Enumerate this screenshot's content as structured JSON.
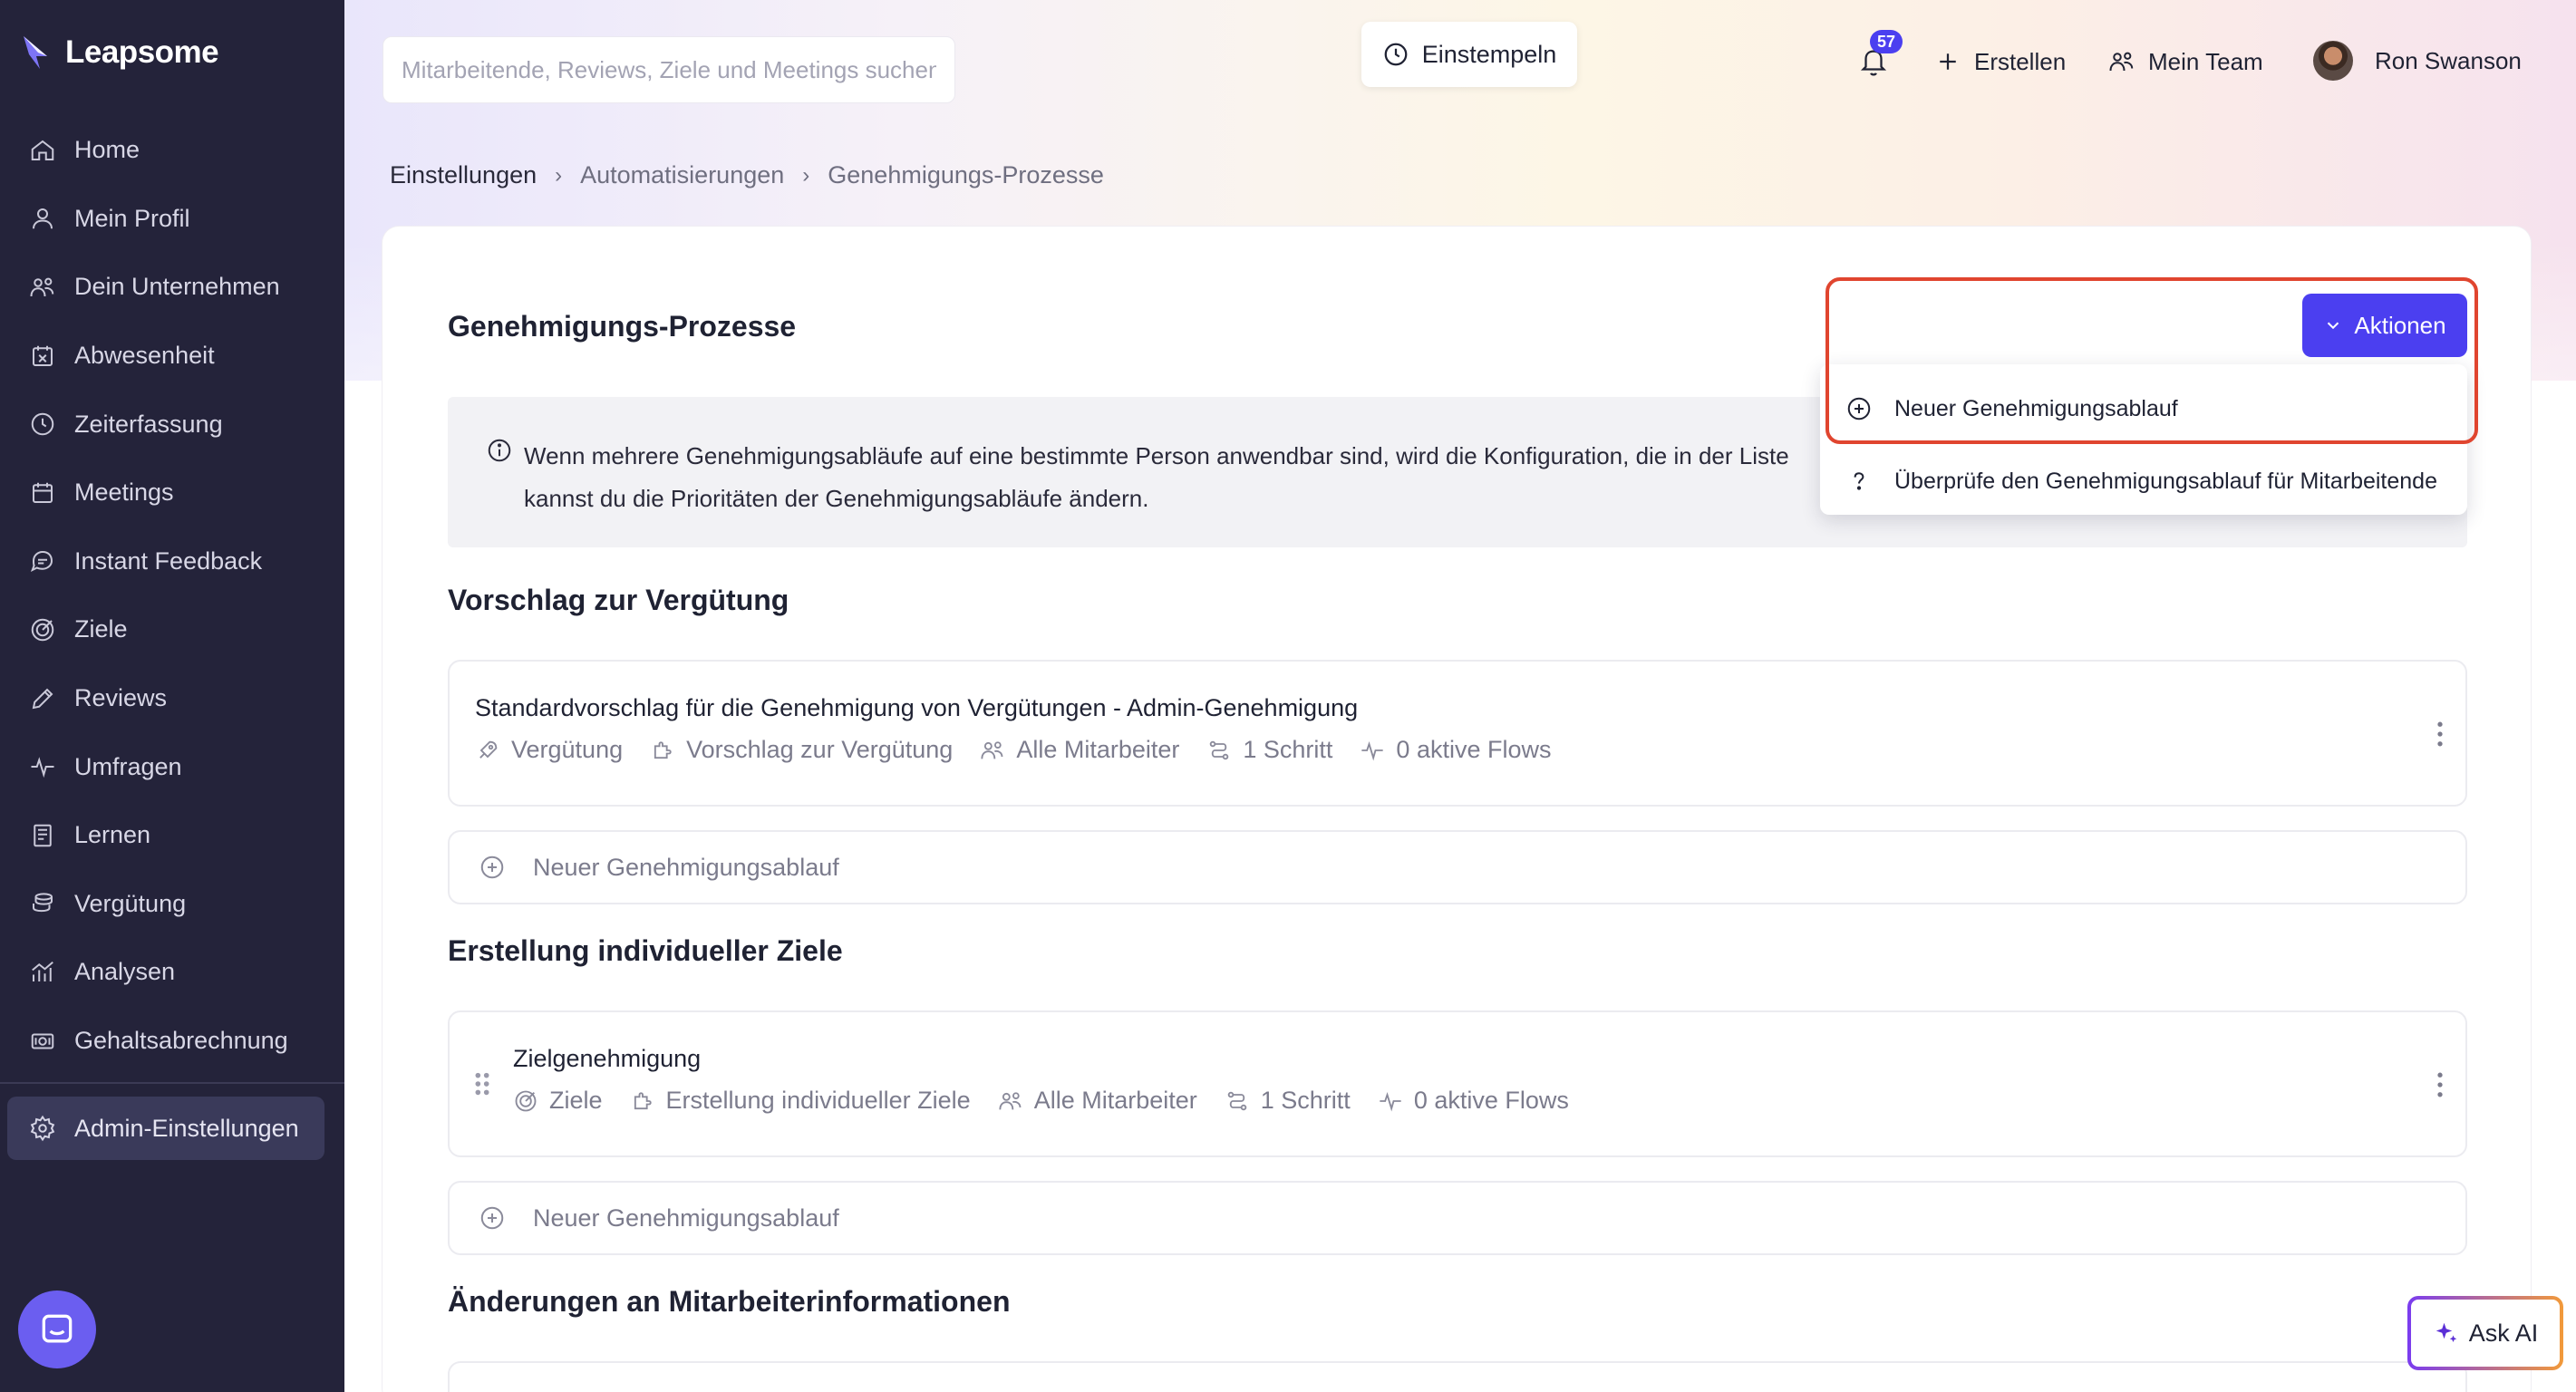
{
  "app": {
    "logo_text": "Leapsome"
  },
  "sidebar": {
    "items": [
      {
        "label": "Home",
        "icon": "home-icon"
      },
      {
        "label": "Mein Profil",
        "icon": "user-icon"
      },
      {
        "label": "Dein Unternehmen",
        "icon": "people-icon"
      },
      {
        "label": "Abwesenheit",
        "icon": "calendar-x-icon"
      },
      {
        "label": "Zeiterfassung",
        "icon": "clock-icon"
      },
      {
        "label": "Meetings",
        "icon": "calendar-icon"
      },
      {
        "label": "Instant Feedback",
        "icon": "chat-icon"
      },
      {
        "label": "Ziele",
        "icon": "target-icon"
      },
      {
        "label": "Reviews",
        "icon": "pencil-icon"
      },
      {
        "label": "Umfragen",
        "icon": "pulse-icon"
      },
      {
        "label": "Lernen",
        "icon": "book-icon"
      },
      {
        "label": "Vergütung",
        "icon": "coins-icon"
      },
      {
        "label": "Analysen",
        "icon": "chart-icon"
      },
      {
        "label": "Gehaltsabrechnung",
        "icon": "money-icon"
      }
    ],
    "admin": {
      "label": "Admin-Einstellungen",
      "icon": "gear-icon"
    }
  },
  "header": {
    "search_placeholder": "Mitarbeitende, Reviews, Ziele und Meetings suchen",
    "clock_in": "Einstempeln",
    "notifications_count": "57",
    "create": "Erstellen",
    "my_team": "Mein Team",
    "user_name": "Ron Swanson"
  },
  "breadcrumb": [
    "Einstellungen",
    "Automatisierungen",
    "Genehmigungs-Prozesse"
  ],
  "page": {
    "title": "Genehmigungs-Prozesse",
    "actions_label": "Aktionen",
    "info_line1": "Wenn mehrere Genehmigungsabläufe auf eine bestimmte Person anwendbar sind, wird die Konfiguration, die in der Liste",
    "info_line2": "kannst du die Prioritäten der Genehmigungsabläufe ändern."
  },
  "dropdown": {
    "items": [
      {
        "label": "Neuer Genehmigungsablauf",
        "icon": "plus-circle-icon"
      },
      {
        "label": "Überprüfe den Genehmigungsablauf für Mitarbeitende",
        "icon": "question-icon"
      }
    ]
  },
  "sections": [
    {
      "title": "Vorschlag zur Vergütung",
      "flow": {
        "name": "Standardvorschlag für die Genehmigung von Vergütungen - Admin-Genehmigung",
        "meta": [
          "Vergütung",
          "Vorschlag zur Vergütung",
          "Alle Mitarbeiter",
          "1 Schritt",
          "0 aktive Flows"
        ]
      },
      "add_label": "Neuer Genehmigungsablauf"
    },
    {
      "title": "Erstellung individueller Ziele",
      "flow": {
        "name": "Zielgenehmigung",
        "meta": [
          "Ziele",
          "Erstellung individueller Ziele",
          "Alle Mitarbeiter",
          "1 Schritt",
          "0 aktive Flows"
        ]
      },
      "add_label": "Neuer Genehmigungsablauf"
    },
    {
      "title": "Änderungen an Mitarbeiterinformationen"
    }
  ],
  "ask_ai": "Ask AI",
  "colors": {
    "sidebar_bg": "#24233a",
    "primary": "#4b3ff0",
    "highlight": "#e0452f"
  }
}
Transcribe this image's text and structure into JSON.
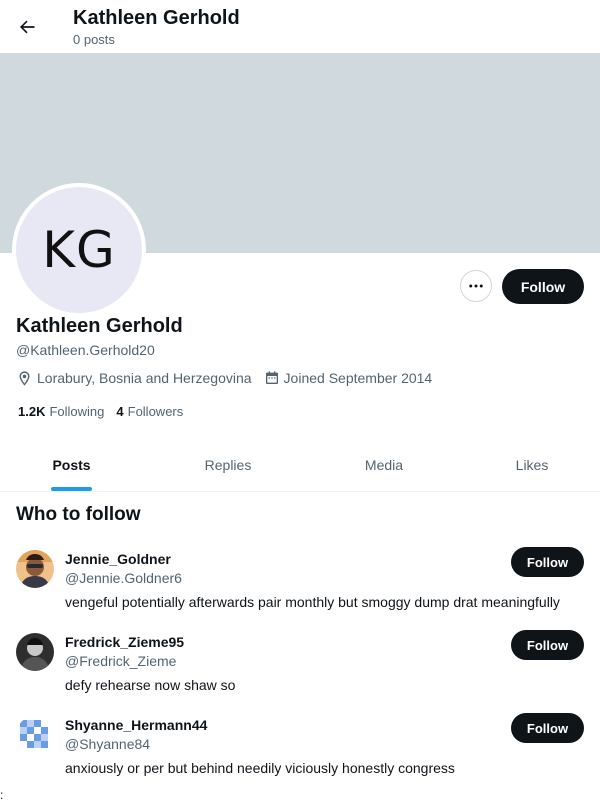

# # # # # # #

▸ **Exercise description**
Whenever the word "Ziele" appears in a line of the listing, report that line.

▸ **Exercise result**
        "label": "Ziele",
    "search_placeholder": "Mitarbeitende, Reviews, Ziele und Meetings suchen",
      "title": "Erstellung individueller Ziele",
          "Ziele",
          "Erstellung individueller Ziele",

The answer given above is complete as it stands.